They acknowledge "Hillary Clinton is both supported and distrusted by a variety of Christian voters" and "whether we support her "is not the question here." Still, they add
Mr. Trump has fueled white American nationalism with xenophobic appeals and religious intolerance at the expense of gospel values, democratic principles, and important international relationships. He mocks women and the sanctity of marriage vows, disregards facts and the accountability to truth, and worships wealth and shameful materialism, while taking our weakening culture of civility to nearly unprecedented levels with continuing personal attacks on others, including attacking a federal judge based purely on his Mexican heritage, mocking a disabled reporter, and humiliating a beauty pageant winner for her weight and Latina ethnicity—to give just a few examples.
And so began my post of the early afternoon of Friday, October 7, when it was interrupted by news of the videotape.
The Declaration, I would have said (and still say), captures accurately and eloquently the nature of Mrs. Clinton's opponent, as well as of his campaign and its impact on American society.
I would have argued that neither the evangelists' remarks nor the news of Trump's sexual efforts would have an impact on the votes of evangleical voters because of abortion. Following the candidate's controversial remarks in April on Hardball with Chris Matthews, Trump's campaign issued a statement including "he will change the law through his judicial appointments and allow the states to protect the unborn."
Donald Trump is officially pro-life, and that is that. His running mate, chosen in part because of an appeal to "people of faith" who believe in their way or the highway, is genuinely in favor of forced birth. His selection merely reinforced Trump's appeal to individuals convinced that God is dead-set against a woman's right to choose and in favor of "religious freedom," the right to discriminate when invoking "God's word."
It didn't take much, and no more than that, for most prominent evangelicals to line up behing Grump, and they're not deserting him now. It turns out that neither personal piety, traditional values, nor "family values" ever meant much to this crowd.

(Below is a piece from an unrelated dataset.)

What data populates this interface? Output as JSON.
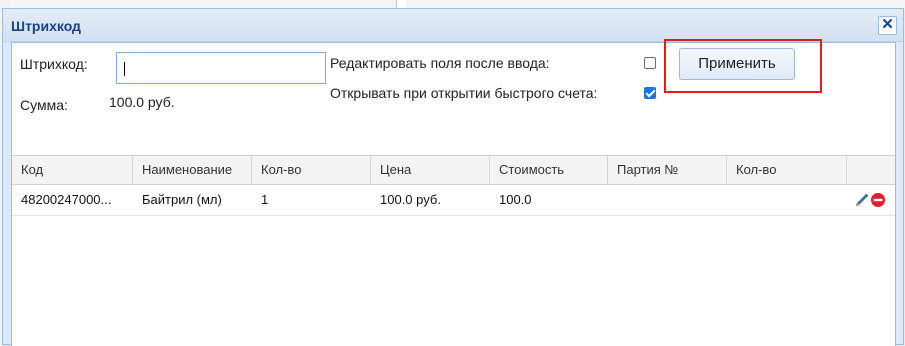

Corey Robin recognizes
this tape shouldn't be used to delegitimate Trump; he's already done that six thousand times over, and I doubt anyone will be surprised by what he says here. What it should be used to delegitimate is the Christian Right, the overwhelming majority of which—according to the latest polls—is standing with this man who stands for everything they claim to oppose. Rather than discredit Trump, this tape should destroy that movement, its leaders, and the cottage industry of enabling journalists and academics who've told us for decades that we need to take "people of faith"—by which they mean the Christian Right—more seriously.
There have been religious voices speaking out against the GOP nominee, more vociferously now, but they have come- not coincidentally- from Utah, Mormon Central. While never explicitly making the claim, most Christian evangelicals strongly implied that the Kingdom of God superceded the importance of Supreme Court justices who would overturn Roe v. Wade. The mainstream media bought it hook, line, and sinker, giving the lie to the charge it is the "liberal media."
We don't yet know for sure how the latest outrage will play with the base of culturally religious voters, though I believe it will change very few minds. However, the impressive (albeit not complete) embrace, even now, of Donald Trump by leaders of the Christian right should be regarded as a teachable moment. Finally we know and must emphasize that most Christian right leaders (one of them a month ago, below) are more right (conservative) than Christian.